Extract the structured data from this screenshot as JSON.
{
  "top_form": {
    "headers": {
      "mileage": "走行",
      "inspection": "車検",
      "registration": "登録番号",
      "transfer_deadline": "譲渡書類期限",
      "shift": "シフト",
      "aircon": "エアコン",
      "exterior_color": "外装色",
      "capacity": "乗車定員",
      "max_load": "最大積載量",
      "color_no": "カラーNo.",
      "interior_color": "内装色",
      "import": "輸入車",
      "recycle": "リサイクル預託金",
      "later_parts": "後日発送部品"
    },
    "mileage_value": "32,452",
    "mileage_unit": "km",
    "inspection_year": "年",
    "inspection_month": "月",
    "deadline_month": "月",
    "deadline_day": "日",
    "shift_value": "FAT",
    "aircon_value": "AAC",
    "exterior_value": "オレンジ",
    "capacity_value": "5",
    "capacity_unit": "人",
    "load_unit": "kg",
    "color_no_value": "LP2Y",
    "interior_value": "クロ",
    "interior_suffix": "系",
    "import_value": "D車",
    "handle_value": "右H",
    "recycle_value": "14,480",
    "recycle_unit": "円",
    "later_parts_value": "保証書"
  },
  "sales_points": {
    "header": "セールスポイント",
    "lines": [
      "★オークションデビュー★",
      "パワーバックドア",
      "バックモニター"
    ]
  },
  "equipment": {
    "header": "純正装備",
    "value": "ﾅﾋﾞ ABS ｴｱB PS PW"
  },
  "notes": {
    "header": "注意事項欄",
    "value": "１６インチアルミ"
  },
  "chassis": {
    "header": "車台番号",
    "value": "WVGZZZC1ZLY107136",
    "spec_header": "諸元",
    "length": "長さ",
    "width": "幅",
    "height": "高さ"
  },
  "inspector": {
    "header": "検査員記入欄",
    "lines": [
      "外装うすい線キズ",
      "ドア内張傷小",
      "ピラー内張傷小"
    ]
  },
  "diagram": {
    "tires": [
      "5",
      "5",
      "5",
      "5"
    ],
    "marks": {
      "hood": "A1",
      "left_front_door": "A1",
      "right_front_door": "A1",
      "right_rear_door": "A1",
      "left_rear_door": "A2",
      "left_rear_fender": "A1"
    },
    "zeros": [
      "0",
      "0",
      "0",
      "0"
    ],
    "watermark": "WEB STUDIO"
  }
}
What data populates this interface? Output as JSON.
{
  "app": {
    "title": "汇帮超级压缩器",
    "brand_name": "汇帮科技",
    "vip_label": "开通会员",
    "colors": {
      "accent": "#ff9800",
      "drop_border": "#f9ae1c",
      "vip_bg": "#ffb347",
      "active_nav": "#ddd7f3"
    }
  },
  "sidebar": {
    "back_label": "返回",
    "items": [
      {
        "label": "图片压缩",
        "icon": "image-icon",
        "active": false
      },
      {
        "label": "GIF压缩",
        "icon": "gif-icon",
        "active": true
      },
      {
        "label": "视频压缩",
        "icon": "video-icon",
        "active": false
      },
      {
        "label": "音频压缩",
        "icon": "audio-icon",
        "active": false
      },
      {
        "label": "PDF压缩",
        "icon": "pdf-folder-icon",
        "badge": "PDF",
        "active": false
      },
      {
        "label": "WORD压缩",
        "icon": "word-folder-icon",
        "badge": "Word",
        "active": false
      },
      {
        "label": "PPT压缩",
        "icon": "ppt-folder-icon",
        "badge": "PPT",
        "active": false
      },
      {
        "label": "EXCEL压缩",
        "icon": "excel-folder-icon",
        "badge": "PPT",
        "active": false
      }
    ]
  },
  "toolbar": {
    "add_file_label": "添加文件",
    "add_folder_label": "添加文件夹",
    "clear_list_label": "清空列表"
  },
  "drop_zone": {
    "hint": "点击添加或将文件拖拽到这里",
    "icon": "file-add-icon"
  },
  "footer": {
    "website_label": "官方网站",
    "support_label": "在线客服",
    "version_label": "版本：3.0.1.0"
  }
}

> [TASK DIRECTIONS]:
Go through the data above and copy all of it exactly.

> [ANSWER SECTION]:
Extract the structured data from this screenshot as JSON.
{
  "top_form": {
    "headers": {
      "mileage": "走行",
      "inspection": "車検",
      "registration": "登録番号",
      "transfer_deadline": "譲渡書類期限",
      "shift": "シフト",
      "aircon": "エアコン",
      "exterior_color": "外装色",
      "capacity": "乗車定員",
      "max_load": "最大積載量",
      "color_no": "カラーNo.",
      "interior_color": "内装色",
      "import": "輸入車",
      "recycle": "リサイクル預託金",
      "later_parts": "後日発送部品"
    },
    "mileage_value": "32,452",
    "mileage_unit": "km",
    "inspection_year": "年",
    "inspection_month": "月",
    "deadline_month": "月",
    "deadline_day": "日",
    "shift_value": "FAT",
    "aircon_value": "AAC",
    "exterior_value": "オレンジ",
    "capacity_value": "5",
    "capacity_unit": "人",
    "load_unit": "kg",
    "color_no_value": "LP2Y",
    "interior_value": "クロ",
    "interior_suffix": "系",
    "import_value": "D車",
    "handle_value": "右H",
    "recycle_value": "14,480",
    "recycle_unit": "円",
    "later_parts_value": "保証書"
  },
  "sales_points": {
    "header": "セールスポイント",
    "lines": [
      "★オークションデビュー★",
      "パワーバックドア",
      "バックモニター"
    ]
  },
  "equipment": {
    "header": "純正装備",
    "value": "ﾅﾋﾞ ABS ｴｱB PS PW"
  },
  "notes": {
    "header": "注意事項欄",
    "value": "１６インチアルミ"
  },
  "chassis": {
    "header": "車台番号",
    "value": "WVGZZZC1ZLY107136",
    "spec_header": "諸元",
    "length": "長さ",
    "width": "幅",
    "height": "高さ"
  },
  "inspector": {
    "header": "検査員記入欄",
    "lines": [
      "外装うすい線キズ",
      "ドア内張傷小",
      "ピラー内張傷小"
    ]
  },
  "diagram": {
    "tires": [
      "5",
      "5",
      "5",
      "5"
    ],
    "marks": {
      "hood": "A1",
      "left_front_door": "A1",
      "right_front_door": "A1",
      "right_rear_door": "A1",
      "left_rear_door": "A2",
      "left_rear_fender": "A1"
    },
    "zeros": [
      "0",
      "0",
      "0",
      "0"
    ],
    "watermark": "WEB STUDIO"
  }
}
What data populates this interface? Output as JSON.
{
  "app": {
    "title": "汇帮超级压缩器",
    "brand_name": "汇帮科技",
    "vip_label": "开通会员",
    "colors": {
      "accent": "#ff9800",
      "drop_border": "#f9ae1c",
      "vip_bg": "#ffb347",
      "active_nav": "#ddd7f3"
    }
  },
  "sidebar": {
    "back_label": "返回",
    "items": [
      {
        "label": "图片压缩",
        "icon": "image-icon",
        "active": false
      },
      {
        "label": "GIF压缩",
        "icon": "gif-icon",
        "active": true
      },
      {
        "label": "视频压缩",
        "icon": "video-icon",
        "active": false
      },
      {
        "label": "音频压缩",
        "icon": "audio-icon",
        "active": false
      },
      {
        "label": "PDF压缩",
        "icon": "pdf-folder-icon",
        "badge": "PDF",
        "active": false
      },
      {
        "label": "WORD压缩",
        "icon": "word-folder-icon",
        "badge": "Word",
        "active": false
      },
      {
        "label": "PPT压缩",
        "icon": "ppt-folder-icon",
        "badge": "PPT",
        "active": false
      },
      {
        "label": "EXCEL压缩",
        "icon": "excel-folder-icon",
        "badge": "PPT",
        "active": false
      }
    ]
  },
  "toolbar": {
    "add_file_label": "添加文件",
    "add_folder_label": "添加文件夹",
    "clear_list_label": "清空列表"
  },
  "drop_zone": {
    "hint": "点击添加或将文件拖拽到这里",
    "icon": "file-add-icon"
  },
  "footer": {
    "website_label": "官方网站",
    "support_label": "在线客服",
    "version_label": "版本：3.0.1.0"
  }
}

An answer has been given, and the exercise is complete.